A first test with OpenLDAP and the MDB backend

I recently read about a new MDB backend for OpenLDAP and when I found out they were doing memory-mapped I/O and that it was all written in C I got pretty interested. Once upon a time (I'm an old C hacker) I wrote some of my own very rudimentary hash indexed DB stuff using memory mapped I/O and knew it to be very, very fast.

And when I saw some of the benchmarks that were done on different filesystems, I was even more interested. This looks promising. A few years ago I banged together a quick bit of java that watches my postfix logs from a bunch of different relays and updates an LDAP back-end, and a few PHP scripts for then searching for stuff in it. It makes it easy-peasy for junior admins to trace what happened to an email - they can search by (for instance) a to or from address, then in the resulting page click on the QueueID or the message-ID of a given email and then see where it came from, what servers it traversed and who all received it. That sorta thing.

Yeah, I know, LDAP is s'posed to be write-rarely, read-mostly and here I am doing tons of writes/updates (anywhere from 5 to 10 per second). So sue me. Part of the reason for deciding to use LDAP as the back-end was because it gave me a good excuse to edjimicate myself on the Java LDAP API. :-) It also, coincidentally, was an interesting exercise in how to make OpenLDAP perform well even when there are lots of write/modify operations going on - I traded off some consistency/reliability (in the case of crashes or power outages) for speed but since the DB is based on logs anyway, who cares - I can always rebuild from the logs if I had to. :-)

Anyway, today I compiled a newer OpenLDAP with MDB support and setup my first server using the MDB back-end.

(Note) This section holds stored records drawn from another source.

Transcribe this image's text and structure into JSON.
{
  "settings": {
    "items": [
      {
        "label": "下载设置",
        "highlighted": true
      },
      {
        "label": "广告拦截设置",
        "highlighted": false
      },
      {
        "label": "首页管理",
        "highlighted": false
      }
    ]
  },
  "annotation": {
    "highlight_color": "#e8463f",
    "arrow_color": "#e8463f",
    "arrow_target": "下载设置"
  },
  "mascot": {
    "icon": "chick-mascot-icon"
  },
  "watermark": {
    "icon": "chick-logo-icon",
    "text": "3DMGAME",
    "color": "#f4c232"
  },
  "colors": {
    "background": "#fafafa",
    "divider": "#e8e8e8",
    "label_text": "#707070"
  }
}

Setup was agreeably simple. No tweaking of DB_CONFIG options. I went looking for info on how to make sure log files get cleaned up periodically (after a commit) only to find... that's not an issue with MDB. Just setup your checkpoints to occur occasionally and you're good ta go. Nice!

I've only done some rudimentary testing, so far, but it's looking good. One hurdle I ran into was that my syslog system is only a 32 bit linux. And so OpenLDAP's MDB backend won't let me pick a maximum DB size of anything bigger than 4G. But my log DB has been as big as 95 gigs before (whoops), so that's not gonna do. I'll have to fire it up on a 64 bit system. I did confirm this afternoon that if compiled on a 64bit OS (where an unsigned long in C is 8 bytes, not 4), then it will let me specify a big DB size like, say, 200 gigs.

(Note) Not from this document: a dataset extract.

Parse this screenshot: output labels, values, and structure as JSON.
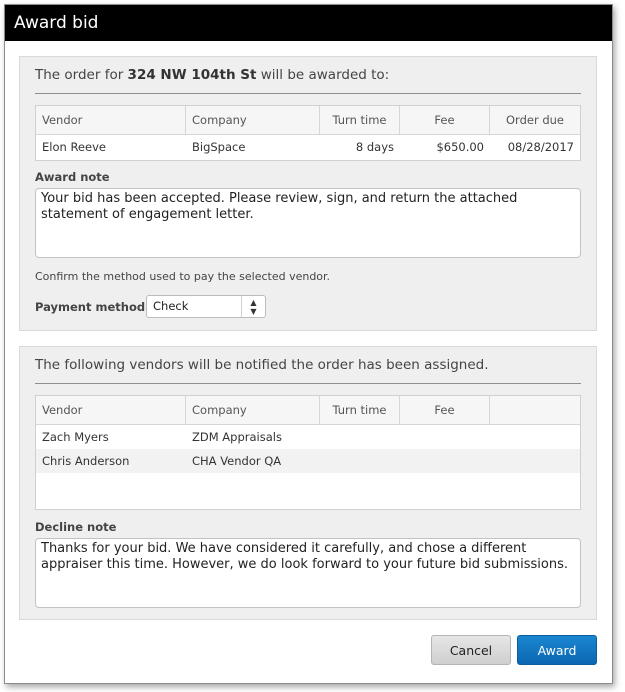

And from what I understand, it's important to pick a big DB size initially. Note that this doesn't mean the DB will instantly be that big - just it's the maximum size it'll ever be. The MDB code creates "holey" or "sparse" files. What that means is that it's seeking to various offsets within the file and writing data, and the gaps between those offsets may be empty, unallocated space. Think of it this way... Say my hashing mechanism says this first record I'm writing, which is only 1k, should be written to an offset in the middle of a 200G file. The OS happily writes the 1k to disk at that offset, but the file is now only 1k. What's confusing to someone never dealing with sparse files is that if you do ls -l the file appears to be 100g+1k big. In reality, it's only consuming 1k of disk. Weird. So why care? Because if you cp the file, cp reads all that unallocated space as zeros and writes a new file containing all those zeros - the new file really will consume 100g+1k. Oops.

Some apps are smarter about sparse files and only copy/read the allocated space. For instance, if you run xfsdump or dump, these only dump the allocated space - 1k in this case. If memory serves, gnu tar is smart about dealing with sparse files too, but last I checked the tar on most unixes (Solaris, for instance) weren't. 'Course the last time I looked at the tar on Solaris was something like 7 years ago too and it might be smarter now.

rsync can be smart about sparse files (see the --sparse option).

Anyway, I have high hopes for this new MDB back-end. I'll be testing it with my postfix logs real soon now and probably with a DNS server using LDAP for the back-end also. Good stuff!